- **Exercise details**
Go through the records and tally the lines that include the word "JSON". The answer is that total alone.

- **Excerpts from a dataset**
- - - - -
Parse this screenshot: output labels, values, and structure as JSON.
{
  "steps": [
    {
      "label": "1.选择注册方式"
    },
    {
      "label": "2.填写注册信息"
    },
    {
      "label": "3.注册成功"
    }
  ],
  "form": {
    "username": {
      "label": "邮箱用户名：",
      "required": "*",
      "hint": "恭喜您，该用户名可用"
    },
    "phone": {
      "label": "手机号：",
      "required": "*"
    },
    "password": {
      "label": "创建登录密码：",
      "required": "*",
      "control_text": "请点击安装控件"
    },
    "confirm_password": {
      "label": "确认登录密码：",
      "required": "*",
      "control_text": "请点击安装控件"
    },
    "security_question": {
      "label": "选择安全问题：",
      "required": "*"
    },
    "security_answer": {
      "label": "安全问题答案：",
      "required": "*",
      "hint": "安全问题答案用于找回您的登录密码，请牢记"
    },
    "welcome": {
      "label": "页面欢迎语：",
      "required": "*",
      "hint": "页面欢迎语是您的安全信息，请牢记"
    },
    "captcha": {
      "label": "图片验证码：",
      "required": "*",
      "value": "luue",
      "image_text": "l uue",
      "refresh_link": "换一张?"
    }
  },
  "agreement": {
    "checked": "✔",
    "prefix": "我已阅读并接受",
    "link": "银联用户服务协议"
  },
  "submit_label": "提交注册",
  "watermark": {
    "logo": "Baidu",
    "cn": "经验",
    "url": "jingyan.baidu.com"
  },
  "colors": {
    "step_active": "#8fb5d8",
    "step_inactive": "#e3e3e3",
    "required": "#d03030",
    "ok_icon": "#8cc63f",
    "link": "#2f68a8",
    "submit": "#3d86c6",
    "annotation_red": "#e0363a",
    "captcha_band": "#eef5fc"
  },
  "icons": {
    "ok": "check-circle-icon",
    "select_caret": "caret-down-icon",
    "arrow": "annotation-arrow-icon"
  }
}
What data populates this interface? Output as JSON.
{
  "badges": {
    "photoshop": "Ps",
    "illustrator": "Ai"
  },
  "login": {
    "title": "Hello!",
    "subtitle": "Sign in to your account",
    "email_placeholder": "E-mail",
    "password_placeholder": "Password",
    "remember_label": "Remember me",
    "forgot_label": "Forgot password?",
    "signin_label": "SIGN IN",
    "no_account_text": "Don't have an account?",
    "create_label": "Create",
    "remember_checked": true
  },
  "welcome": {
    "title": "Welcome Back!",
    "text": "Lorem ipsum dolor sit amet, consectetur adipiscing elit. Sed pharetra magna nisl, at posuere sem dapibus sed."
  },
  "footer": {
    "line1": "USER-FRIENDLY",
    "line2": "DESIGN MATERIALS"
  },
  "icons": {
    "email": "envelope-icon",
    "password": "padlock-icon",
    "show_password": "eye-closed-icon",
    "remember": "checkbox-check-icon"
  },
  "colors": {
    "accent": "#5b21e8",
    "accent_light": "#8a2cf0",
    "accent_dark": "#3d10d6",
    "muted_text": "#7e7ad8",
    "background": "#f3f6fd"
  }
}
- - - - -
- **Solved exercise**
2